Tops 'work' differently to the back and sides. The top is a flexible plate that transfers vibrations and acts as a 'pump' for the air inside the instrument. The back and sides are 'deflectors'. Dense hardwoods like the rosewood family are great for this job but would require considerable amounts of energy to work as tops.

Talking of rosewoods - I made up an African Blackwood fingerboard today. I now smell like the liquorice man... That is why they are called rosewoods - most have a very strong and distinct odour.
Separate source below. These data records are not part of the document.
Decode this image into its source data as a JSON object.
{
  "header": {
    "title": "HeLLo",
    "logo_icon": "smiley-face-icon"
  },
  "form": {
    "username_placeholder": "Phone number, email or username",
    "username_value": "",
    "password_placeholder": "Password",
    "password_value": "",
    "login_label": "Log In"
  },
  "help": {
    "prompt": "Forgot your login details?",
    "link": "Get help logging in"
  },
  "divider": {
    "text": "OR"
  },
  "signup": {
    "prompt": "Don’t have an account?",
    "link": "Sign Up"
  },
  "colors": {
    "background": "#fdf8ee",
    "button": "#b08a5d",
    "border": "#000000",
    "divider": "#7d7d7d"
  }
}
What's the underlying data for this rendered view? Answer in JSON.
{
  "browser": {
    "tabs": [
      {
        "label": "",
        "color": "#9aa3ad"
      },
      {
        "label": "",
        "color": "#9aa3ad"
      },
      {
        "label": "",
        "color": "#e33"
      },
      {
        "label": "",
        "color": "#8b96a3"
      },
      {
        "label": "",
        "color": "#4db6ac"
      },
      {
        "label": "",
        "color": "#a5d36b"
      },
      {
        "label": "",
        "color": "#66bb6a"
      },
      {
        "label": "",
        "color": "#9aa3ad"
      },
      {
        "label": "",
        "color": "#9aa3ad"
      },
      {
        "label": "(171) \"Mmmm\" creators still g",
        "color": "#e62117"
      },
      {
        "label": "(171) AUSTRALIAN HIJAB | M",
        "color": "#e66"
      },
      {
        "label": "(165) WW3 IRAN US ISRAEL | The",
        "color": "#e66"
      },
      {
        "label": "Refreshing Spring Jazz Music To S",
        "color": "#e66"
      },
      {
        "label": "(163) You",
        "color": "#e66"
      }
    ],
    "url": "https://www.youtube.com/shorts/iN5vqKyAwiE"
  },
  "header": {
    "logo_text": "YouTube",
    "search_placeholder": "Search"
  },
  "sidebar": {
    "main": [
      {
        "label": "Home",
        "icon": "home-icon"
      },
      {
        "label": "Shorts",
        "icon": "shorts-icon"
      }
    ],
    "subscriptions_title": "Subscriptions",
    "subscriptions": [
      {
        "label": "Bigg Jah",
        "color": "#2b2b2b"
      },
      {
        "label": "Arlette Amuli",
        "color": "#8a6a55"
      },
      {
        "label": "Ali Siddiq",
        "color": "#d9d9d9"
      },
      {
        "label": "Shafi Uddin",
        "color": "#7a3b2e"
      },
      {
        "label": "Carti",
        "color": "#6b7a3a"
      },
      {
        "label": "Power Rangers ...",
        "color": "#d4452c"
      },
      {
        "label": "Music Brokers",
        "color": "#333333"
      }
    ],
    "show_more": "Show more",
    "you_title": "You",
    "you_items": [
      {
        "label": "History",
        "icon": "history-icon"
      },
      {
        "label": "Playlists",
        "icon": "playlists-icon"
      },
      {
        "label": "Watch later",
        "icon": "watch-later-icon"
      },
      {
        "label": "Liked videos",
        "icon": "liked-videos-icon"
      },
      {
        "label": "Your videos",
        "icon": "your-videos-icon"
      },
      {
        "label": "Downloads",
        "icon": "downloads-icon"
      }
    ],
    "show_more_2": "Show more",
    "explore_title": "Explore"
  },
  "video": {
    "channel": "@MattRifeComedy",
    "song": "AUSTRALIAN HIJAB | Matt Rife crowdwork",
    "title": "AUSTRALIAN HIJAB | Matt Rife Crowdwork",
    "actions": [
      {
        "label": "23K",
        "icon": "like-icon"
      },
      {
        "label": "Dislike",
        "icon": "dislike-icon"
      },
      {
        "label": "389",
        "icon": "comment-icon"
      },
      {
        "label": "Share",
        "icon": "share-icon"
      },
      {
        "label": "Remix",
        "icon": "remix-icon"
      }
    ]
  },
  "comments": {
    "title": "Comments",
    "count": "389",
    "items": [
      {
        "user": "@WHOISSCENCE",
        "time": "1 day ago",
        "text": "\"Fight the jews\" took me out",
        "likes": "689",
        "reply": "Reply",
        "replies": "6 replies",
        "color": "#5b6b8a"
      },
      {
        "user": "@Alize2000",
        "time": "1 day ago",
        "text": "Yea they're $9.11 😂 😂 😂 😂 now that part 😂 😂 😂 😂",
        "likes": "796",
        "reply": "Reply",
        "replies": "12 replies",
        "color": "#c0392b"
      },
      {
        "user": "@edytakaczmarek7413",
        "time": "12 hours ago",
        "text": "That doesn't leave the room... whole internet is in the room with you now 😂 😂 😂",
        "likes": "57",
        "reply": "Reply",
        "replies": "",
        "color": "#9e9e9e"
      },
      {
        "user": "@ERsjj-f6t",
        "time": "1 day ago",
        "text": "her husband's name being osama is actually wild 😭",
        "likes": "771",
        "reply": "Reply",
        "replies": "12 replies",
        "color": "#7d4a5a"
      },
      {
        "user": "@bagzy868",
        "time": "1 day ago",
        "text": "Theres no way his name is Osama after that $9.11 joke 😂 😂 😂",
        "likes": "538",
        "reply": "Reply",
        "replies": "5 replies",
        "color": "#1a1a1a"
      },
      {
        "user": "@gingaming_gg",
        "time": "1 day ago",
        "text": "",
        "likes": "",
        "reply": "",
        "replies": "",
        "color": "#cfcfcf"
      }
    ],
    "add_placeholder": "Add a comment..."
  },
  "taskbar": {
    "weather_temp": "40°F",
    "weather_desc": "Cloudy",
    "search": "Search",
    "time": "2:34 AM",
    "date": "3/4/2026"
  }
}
erich@muttcrew.net
11-14-2009, 07:33 AM
I'm just curious, as rosewood and its close relations are often considered the best tonewoods, why are they not used as soundboards? Are our little nylon strings unable to drive them without first making the board perilously thin?

We've never done it, as it would need to be - as you said - perilously thin. But really, you won't find that hardwoods like maple, rosewood, etc. are used for tops very much at all.

Brueko does make ukuleles using hardwood for the top as well as the back an sides. They currently have special models in rosewood, bubinga, maple, wenge... Check here: Brueko special models (http://www.brueko.de/shop/index.php?cat=c7_Special-models.html&XTCsid=6496ff2d42206de82c4bc3d7f1999574).

You do find guitars and ukuleles with TSB in mahogany or koa. On the other hand, you have to wonder... After all, violins normally have a spruce top and maple back and sides, your "standard" guitars have spruce or cedar tops and rosewood (or other hardwood) back and sides.

HTH,
Erich

fromthee2me
11-14-2009, 08:42 AM
I own a longneck Maple Brueko with an arched back. Nice instrument sounds bright and plunky like a banjo almost. I think WS64 also has one?

SuperSecretBETA
11-14-2009, 12:11 PM
I think you could certainly use it for drop tops and veneers. As for a solid top, I think the chinese soprano builders at SamWill came up with solid Brazilian rosewood t/b/s, cocobolo "Mexican rosewood" t/b/s, Amazon rosewood (Macacauba?) t/b/s, and Bolivian rosewood t/b/s ukuleles. It seems unorthodox, but that never stopped SamWill from all rosewood body handmades.

They used to have a ton of images in the user profile's gallery, but most of them are gone. I think a few are still in the thread. http://ukuleleunderground.com/forum/showthread.php?t=11664

luvzmocha
11-14-2009, 01:42 PM
http://www.ukuleleworld.com/product.php?productid=19579&manufacturerid=273&cat=0&page=1

Does this wood look like Brazilian, and if it is how do they get by the C.I.T.E.S.
treaty?

RonS
11-14-2009, 04:11 PM
http://www.ukuleleworld.com/product.php?productid=19579&manufacturerid=273&cat=0&page=1

Does this wood look like Brazilian, and if it is how do they get by the C.I.T.E.S.
treaty?

I can't really tell from the photo. I would guess that it might be, and a poor cut if it is.

Under certain regulations, stumps of trees cut before 1991 may be harvested.